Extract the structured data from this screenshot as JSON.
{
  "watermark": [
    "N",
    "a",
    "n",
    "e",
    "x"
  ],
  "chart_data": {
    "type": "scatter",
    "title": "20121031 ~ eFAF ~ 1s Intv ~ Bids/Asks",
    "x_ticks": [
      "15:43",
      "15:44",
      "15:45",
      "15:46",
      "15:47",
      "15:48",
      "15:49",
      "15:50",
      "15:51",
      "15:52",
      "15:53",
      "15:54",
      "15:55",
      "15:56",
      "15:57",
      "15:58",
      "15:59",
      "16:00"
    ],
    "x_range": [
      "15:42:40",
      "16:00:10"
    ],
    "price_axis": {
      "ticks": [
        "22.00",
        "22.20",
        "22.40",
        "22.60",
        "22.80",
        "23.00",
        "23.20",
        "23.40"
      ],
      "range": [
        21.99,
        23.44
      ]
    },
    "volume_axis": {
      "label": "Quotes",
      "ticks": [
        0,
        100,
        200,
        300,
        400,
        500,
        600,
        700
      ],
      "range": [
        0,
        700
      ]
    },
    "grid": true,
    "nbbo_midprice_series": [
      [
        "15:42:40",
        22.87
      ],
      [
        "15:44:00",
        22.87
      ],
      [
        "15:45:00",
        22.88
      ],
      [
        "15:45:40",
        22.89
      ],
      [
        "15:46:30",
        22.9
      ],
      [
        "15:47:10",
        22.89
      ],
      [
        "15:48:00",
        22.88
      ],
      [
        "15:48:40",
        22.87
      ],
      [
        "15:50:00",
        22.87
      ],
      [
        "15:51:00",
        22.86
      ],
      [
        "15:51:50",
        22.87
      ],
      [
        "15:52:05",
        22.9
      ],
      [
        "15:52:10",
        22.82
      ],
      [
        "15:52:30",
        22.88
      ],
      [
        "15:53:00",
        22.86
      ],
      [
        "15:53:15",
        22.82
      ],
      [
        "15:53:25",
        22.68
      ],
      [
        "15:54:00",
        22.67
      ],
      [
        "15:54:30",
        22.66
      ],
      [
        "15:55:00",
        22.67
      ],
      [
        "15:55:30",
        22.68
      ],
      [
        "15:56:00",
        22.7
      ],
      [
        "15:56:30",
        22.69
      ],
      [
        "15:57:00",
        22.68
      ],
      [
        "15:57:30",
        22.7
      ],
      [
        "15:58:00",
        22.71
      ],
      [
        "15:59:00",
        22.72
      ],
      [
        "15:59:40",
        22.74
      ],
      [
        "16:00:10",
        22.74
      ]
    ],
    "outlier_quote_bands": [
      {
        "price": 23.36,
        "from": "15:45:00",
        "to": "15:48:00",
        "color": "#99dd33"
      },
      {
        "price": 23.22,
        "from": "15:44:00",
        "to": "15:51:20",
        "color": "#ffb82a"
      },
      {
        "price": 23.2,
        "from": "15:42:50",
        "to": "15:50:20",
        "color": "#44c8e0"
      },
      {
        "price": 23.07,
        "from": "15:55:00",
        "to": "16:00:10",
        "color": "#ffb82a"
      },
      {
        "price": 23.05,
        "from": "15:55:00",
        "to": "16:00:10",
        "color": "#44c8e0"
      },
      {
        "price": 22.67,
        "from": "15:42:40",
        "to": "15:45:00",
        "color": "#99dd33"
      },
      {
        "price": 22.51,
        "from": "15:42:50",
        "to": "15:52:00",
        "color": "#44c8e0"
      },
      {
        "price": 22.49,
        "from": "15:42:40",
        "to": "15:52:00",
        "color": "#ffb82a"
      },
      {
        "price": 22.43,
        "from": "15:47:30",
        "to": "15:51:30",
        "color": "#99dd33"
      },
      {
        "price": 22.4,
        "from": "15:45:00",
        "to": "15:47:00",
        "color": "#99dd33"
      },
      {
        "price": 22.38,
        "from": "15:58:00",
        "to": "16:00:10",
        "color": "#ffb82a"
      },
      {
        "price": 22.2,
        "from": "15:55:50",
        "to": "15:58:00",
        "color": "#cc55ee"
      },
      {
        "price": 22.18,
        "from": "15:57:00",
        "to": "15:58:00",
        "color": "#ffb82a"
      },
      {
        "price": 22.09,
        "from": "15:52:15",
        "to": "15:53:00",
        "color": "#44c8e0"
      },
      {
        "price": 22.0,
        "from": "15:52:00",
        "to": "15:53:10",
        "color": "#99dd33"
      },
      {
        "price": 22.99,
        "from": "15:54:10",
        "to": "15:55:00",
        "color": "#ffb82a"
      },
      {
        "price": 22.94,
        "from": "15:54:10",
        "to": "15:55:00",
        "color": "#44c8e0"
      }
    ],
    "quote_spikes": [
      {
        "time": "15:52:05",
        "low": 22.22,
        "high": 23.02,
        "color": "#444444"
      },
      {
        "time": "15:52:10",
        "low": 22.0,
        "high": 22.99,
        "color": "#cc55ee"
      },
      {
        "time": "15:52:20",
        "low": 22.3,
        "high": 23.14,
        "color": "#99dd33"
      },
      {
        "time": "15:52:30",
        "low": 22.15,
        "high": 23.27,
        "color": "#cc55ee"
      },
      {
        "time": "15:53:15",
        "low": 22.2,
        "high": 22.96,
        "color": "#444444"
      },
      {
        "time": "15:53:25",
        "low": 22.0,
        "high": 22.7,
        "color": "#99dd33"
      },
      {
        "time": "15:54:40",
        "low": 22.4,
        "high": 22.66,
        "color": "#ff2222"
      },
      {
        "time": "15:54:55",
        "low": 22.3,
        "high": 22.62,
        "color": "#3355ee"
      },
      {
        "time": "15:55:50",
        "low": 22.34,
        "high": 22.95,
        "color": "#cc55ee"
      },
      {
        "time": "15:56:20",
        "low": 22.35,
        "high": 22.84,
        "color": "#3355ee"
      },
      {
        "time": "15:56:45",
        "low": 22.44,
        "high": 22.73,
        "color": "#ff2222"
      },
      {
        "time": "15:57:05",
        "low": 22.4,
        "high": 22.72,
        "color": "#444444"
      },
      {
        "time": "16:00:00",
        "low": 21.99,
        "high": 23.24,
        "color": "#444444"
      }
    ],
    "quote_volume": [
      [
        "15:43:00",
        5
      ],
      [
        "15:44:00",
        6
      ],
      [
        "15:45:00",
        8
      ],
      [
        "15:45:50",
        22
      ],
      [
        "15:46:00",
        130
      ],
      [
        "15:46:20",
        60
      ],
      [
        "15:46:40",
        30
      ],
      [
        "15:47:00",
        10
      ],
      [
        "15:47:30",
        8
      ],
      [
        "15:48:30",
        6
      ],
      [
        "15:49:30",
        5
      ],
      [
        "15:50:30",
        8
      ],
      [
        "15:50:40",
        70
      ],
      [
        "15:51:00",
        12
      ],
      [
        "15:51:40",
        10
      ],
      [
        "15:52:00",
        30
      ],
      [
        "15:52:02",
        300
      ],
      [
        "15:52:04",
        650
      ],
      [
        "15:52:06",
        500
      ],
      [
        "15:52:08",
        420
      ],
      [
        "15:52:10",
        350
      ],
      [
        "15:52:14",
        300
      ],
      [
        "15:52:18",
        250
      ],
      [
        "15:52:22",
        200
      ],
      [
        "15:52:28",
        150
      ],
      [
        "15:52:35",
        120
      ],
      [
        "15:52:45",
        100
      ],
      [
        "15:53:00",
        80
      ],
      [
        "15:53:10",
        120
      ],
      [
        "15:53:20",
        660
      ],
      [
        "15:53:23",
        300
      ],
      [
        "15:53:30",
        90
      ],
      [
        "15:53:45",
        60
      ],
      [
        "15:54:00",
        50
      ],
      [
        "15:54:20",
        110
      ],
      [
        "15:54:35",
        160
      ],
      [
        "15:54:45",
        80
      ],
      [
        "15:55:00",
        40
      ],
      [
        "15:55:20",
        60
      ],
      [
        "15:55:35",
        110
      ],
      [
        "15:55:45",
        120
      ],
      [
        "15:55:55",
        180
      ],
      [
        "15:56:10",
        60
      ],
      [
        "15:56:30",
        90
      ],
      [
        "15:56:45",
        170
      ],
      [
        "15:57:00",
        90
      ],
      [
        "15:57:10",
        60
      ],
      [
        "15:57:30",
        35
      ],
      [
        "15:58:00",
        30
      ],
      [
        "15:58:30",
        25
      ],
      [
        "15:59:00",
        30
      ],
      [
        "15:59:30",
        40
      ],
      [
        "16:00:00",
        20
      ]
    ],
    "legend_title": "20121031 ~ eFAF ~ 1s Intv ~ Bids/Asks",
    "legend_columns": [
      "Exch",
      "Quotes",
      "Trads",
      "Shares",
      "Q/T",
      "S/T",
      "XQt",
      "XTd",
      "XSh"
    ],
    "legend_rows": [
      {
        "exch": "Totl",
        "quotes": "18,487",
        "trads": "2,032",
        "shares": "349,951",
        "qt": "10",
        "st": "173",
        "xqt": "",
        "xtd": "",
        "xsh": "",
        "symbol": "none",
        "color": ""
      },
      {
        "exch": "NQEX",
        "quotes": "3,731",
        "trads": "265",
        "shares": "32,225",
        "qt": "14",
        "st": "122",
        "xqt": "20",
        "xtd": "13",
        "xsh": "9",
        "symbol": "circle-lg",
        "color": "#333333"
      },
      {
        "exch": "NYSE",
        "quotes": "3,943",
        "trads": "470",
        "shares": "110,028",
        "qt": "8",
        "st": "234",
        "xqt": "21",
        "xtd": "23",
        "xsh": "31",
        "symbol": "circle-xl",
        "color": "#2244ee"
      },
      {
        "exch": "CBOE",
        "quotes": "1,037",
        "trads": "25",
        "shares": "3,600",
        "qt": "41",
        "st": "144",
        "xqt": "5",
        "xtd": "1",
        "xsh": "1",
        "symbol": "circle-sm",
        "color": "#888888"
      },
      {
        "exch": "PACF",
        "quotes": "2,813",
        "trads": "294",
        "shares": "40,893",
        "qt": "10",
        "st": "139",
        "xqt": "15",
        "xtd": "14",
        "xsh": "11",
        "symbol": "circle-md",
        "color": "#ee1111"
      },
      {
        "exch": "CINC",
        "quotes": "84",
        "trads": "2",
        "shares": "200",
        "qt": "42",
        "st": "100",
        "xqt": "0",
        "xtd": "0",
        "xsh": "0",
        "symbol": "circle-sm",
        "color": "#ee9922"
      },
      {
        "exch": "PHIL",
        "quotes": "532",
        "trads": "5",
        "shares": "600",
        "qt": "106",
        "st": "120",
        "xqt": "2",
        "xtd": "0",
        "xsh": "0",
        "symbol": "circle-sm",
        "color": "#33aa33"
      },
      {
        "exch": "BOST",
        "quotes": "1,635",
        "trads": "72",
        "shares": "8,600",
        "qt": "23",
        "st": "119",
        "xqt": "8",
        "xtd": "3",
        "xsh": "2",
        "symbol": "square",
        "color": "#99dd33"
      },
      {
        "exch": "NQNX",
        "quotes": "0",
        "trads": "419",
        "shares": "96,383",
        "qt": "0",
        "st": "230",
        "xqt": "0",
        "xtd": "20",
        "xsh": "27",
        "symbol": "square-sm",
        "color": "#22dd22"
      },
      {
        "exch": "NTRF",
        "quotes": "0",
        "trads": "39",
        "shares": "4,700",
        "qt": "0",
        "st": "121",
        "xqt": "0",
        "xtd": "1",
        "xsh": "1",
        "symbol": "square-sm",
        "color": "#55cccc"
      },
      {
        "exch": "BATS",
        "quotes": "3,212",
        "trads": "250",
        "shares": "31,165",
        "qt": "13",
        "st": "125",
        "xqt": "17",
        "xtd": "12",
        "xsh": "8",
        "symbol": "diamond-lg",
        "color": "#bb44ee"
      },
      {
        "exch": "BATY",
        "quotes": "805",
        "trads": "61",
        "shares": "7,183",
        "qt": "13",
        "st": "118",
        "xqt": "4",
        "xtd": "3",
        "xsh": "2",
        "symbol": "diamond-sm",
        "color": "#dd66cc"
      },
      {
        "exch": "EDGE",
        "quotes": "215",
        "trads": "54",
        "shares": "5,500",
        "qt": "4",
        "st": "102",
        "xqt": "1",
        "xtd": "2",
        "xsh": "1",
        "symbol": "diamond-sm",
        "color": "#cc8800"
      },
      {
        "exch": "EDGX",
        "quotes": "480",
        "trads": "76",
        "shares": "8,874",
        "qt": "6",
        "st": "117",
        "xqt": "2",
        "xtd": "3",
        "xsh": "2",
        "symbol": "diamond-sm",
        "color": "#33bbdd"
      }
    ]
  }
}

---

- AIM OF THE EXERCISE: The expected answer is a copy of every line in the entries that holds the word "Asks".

- ANSWER SPACE:
    "title": "20121031 ~ eFAF ~ 1s Intv ~ Bids/Asks",
    "legend_title": "20121031 ~ eFAF ~ 1s Intv ~ Bids/Asks",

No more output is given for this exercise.